[Stored data entries]
+ + +
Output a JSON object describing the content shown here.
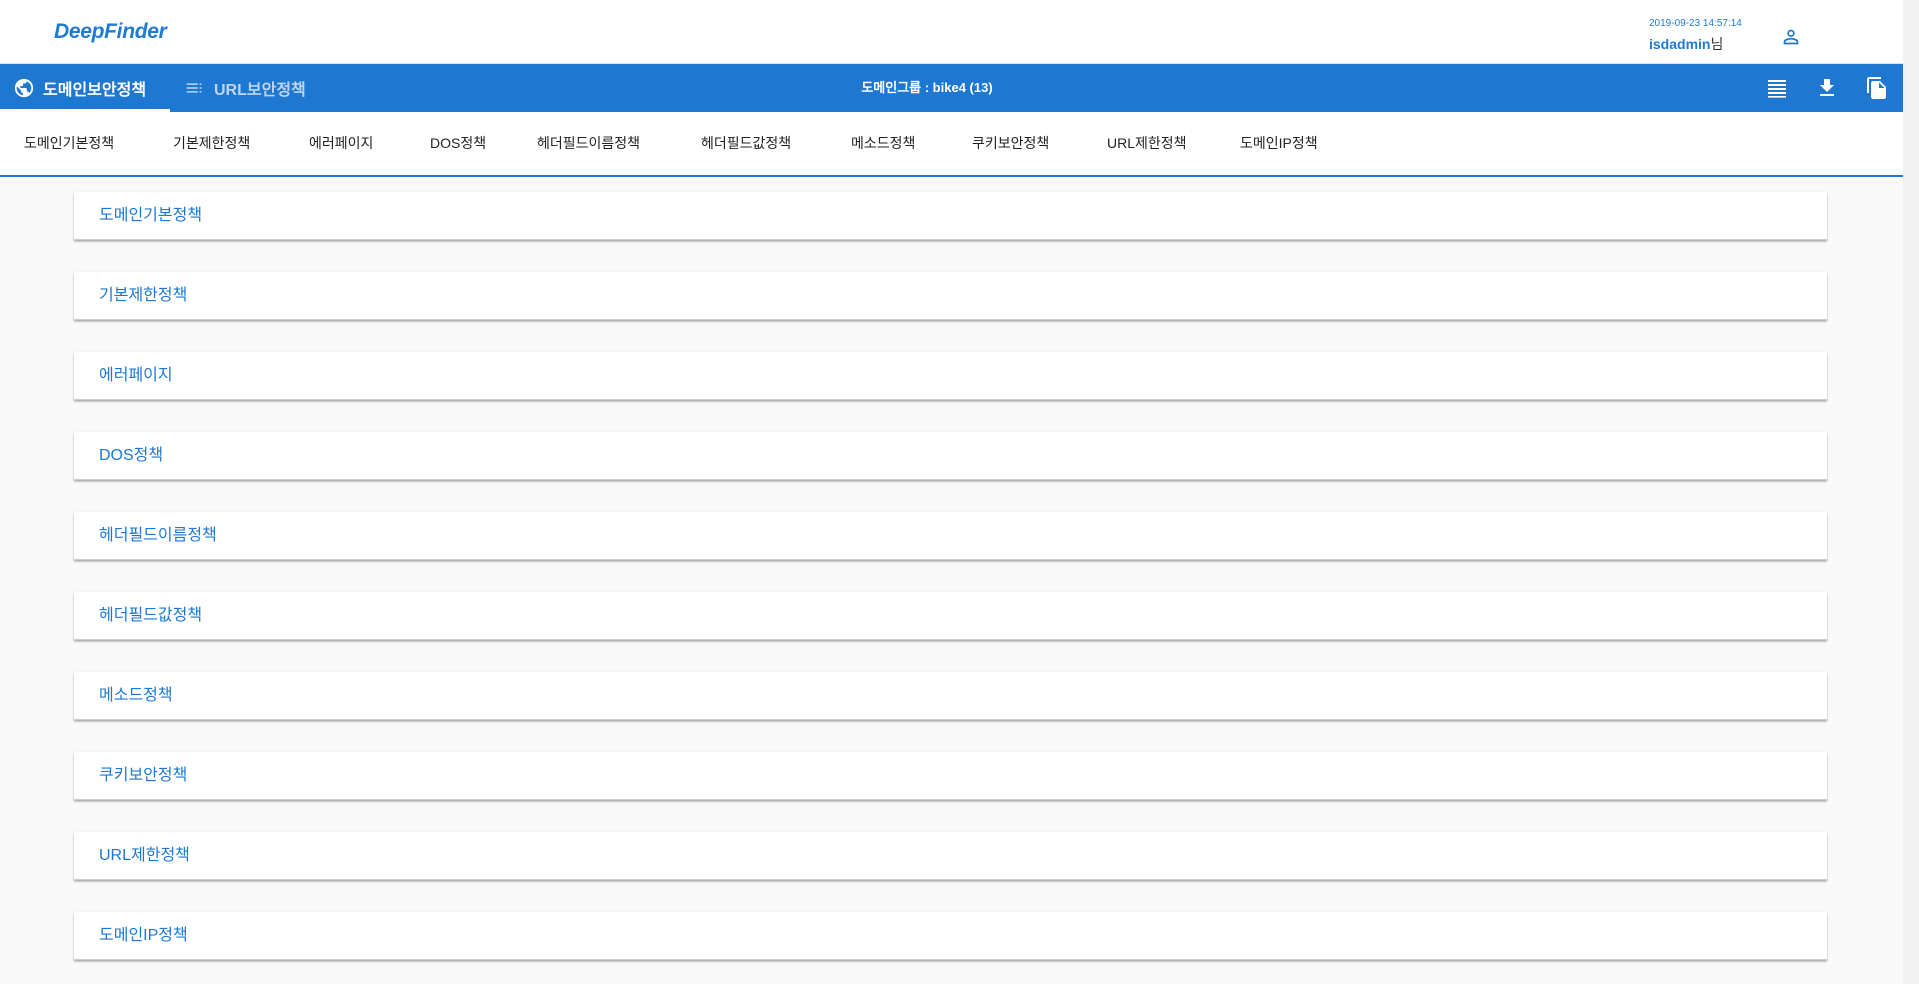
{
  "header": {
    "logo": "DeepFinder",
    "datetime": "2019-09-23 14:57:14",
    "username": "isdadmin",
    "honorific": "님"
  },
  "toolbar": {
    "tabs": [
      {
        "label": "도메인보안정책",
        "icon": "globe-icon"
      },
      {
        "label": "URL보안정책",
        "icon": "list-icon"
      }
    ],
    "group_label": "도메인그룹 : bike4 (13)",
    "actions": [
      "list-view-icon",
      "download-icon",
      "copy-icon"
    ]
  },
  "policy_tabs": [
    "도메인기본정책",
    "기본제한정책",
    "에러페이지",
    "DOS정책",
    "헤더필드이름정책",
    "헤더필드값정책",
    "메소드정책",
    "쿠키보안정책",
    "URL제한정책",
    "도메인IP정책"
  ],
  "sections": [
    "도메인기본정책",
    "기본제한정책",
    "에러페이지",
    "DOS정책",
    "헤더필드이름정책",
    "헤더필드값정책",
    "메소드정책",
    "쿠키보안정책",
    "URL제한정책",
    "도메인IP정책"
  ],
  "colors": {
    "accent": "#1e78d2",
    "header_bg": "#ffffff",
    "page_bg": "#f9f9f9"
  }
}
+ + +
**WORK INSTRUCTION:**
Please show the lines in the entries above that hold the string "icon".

**TASK ANSWER:**
        "icon": "globe-icon"
        "icon": "list-icon"
      "list-view-icon",
      "download-icon",
      "copy-icon"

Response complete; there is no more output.